### ACTION ITEM
From the first line to the last, please print the entries exactly, omitting pictures.

RECORDS SUPPLIED START

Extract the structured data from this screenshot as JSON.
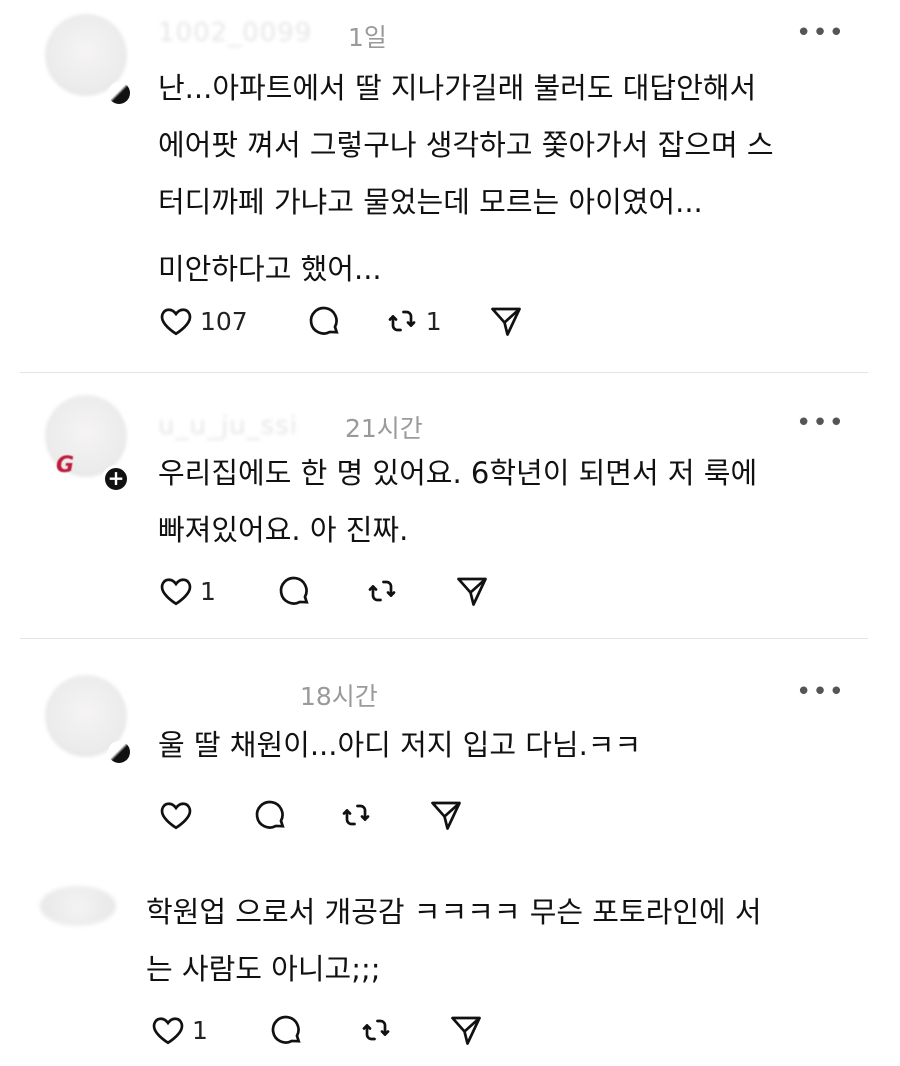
{
  "posts": [
    {
      "username": "1002_0099",
      "time": "1일",
      "lines": [
        "난...아파트에서 딸 지나가길래 불러도 대답안해서",
        "에어팟 껴서 그렇구나 생각하고 쫓아가서 잡으며 스",
        "터디까페 가냐고 물었는데 모르는 아이였어..."
      ],
      "extra_line": "미안하다고 했어...",
      "likes": "107",
      "reposts": "1"
    },
    {
      "username": "u_u_ju_ssi",
      "time": "21시간",
      "avatar_text": "G",
      "badge": "+",
      "lines": [
        "우리집에도 한 명 있어요. 6학년이 되면서 저 룩에",
        "빠져있어요. 아 진짜."
      ],
      "likes": "1"
    },
    {
      "username": "",
      "time": "18시간",
      "lines": [
        "울 딸 채원이...아디 저지 입고 다님.ㅋㅋ"
      ]
    },
    {
      "lines": [
        "학원업 으로서 개공감 ㅋㅋㅋㅋ 무슨 포토라인에 서",
        "는 사람도 아니고;;;"
      ],
      "likes": "1"
    }
  ],
  "icons": {
    "more": "more-horizontal-icon",
    "like": "heart-icon",
    "reply": "comment-bubble-icon",
    "repost": "repost-icon",
    "share": "send-icon"
  },
  "more_label": "•••"
}
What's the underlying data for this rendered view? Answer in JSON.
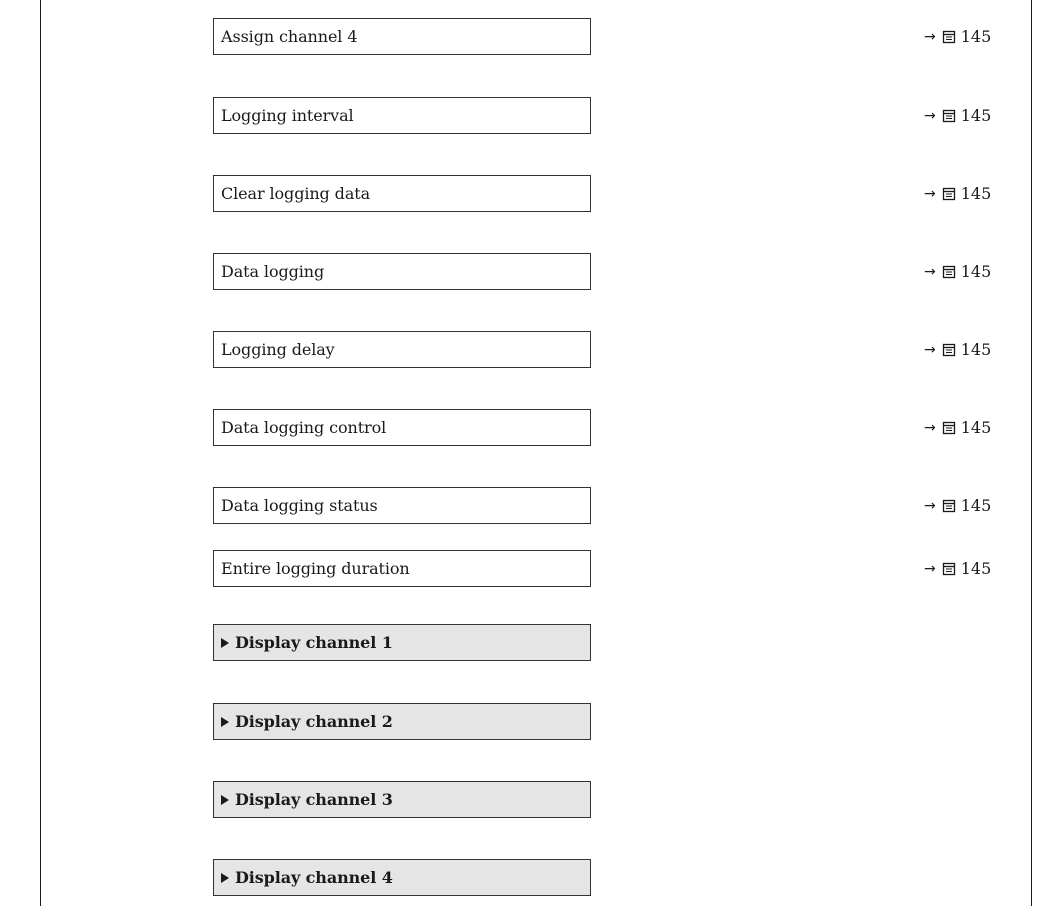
{
  "rows": [
    {
      "label": "Assign channel 4",
      "type": "parameter",
      "page": "145"
    },
    {
      "label": "Logging interval",
      "type": "parameter",
      "page": "145"
    },
    {
      "label": "Clear logging data",
      "type": "parameter",
      "page": "145"
    },
    {
      "label": "Data logging",
      "type": "parameter",
      "page": "145"
    },
    {
      "label": "Logging delay",
      "type": "parameter",
      "page": "145"
    },
    {
      "label": "Data logging control",
      "type": "parameter",
      "page": "145"
    },
    {
      "label": "Data logging status",
      "type": "parameter",
      "page": "145"
    },
    {
      "label": "Entire logging duration",
      "type": "parameter",
      "page": "145"
    },
    {
      "label": "Display channel 1",
      "type": "submenu"
    },
    {
      "label": "Display channel 2",
      "type": "submenu"
    },
    {
      "label": "Display channel 3",
      "type": "submenu"
    },
    {
      "label": "Display channel 4",
      "type": "submenu"
    }
  ],
  "icons": {
    "reference_arrow": "right-arrow-icon",
    "page_reference": "book-icon",
    "submenu_marker": "triangle-right-icon"
  }
}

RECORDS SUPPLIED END

### ANSWER SECTION
Extract the structured data from this screenshot as JSON.
{
  "posts": [
    {
      "username": "1002_0099",
      "time": "1일",
      "lines": [
        "난...아파트에서 딸 지나가길래 불러도 대답안해서",
        "에어팟 껴서 그렇구나 생각하고 쫓아가서 잡으며 스",
        "터디까페 가냐고 물었는데 모르는 아이였어..."
      ],
      "extra_line": "미안하다고 했어...",
      "likes": "107",
      "reposts": "1"
    },
    {
      "username": "u_u_ju_ssi",
      "time": "21시간",
      "avatar_text": "G",
      "badge": "+",
      "lines": [
        "우리집에도 한 명 있어요. 6학년이 되면서 저 룩에",
        "빠져있어요. 아 진짜."
      ],
      "likes": "1"
    },
    {
      "username": "",
      "time": "18시간",
      "lines": [
        "울 딸 채원이...아디 저지 입고 다님.ㅋㅋ"
      ]
    },
    {
      "lines": [
        "학원업 으로서 개공감 ㅋㅋㅋㅋ 무슨 포토라인에 서",
        "는 사람도 아니고;;;"
      ],
      "likes": "1"
    }
  ],
  "icons": {
    "more": "more-horizontal-icon",
    "like": "heart-icon",
    "reply": "comment-bubble-icon",
    "repost": "repost-icon",
    "share": "send-icon"
  },
  "more_label": "•••"
}
What's the underlying data for this rendered view? Answer in JSON.
{
  "rows": [
    {
      "label": "Assign channel 4",
      "type": "parameter",
      "page": "145"
    },
    {
      "label": "Logging interval",
      "type": "parameter",
      "page": "145"
    },
    {
      "label": "Clear logging data",
      "type": "parameter",
      "page": "145"
    },
    {
      "label": "Data logging",
      "type": "parameter",
      "page": "145"
    },
    {
      "label": "Logging delay",
      "type": "parameter",
      "page": "145"
    },
    {
      "label": "Data logging control",
      "type": "parameter",
      "page": "145"
    },
    {
      "label": "Data logging status",
      "type": "parameter",
      "page": "145"
    },
    {
      "label": "Entire logging duration",
      "type": "parameter",
      "page": "145"
    },
    {
      "label": "Display channel 1",
      "type": "submenu"
    },
    {
      "label": "Display channel 2",
      "type": "submenu"
    },
    {
      "label": "Display channel 3",
      "type": "submenu"
    },
    {
      "label": "Display channel 4",
      "type": "submenu"
    }
  ],
  "icons": {
    "reference_arrow": "right-arrow-icon",
    "page_reference": "book-icon",
    "submenu_marker": "triangle-right-icon"
  }
}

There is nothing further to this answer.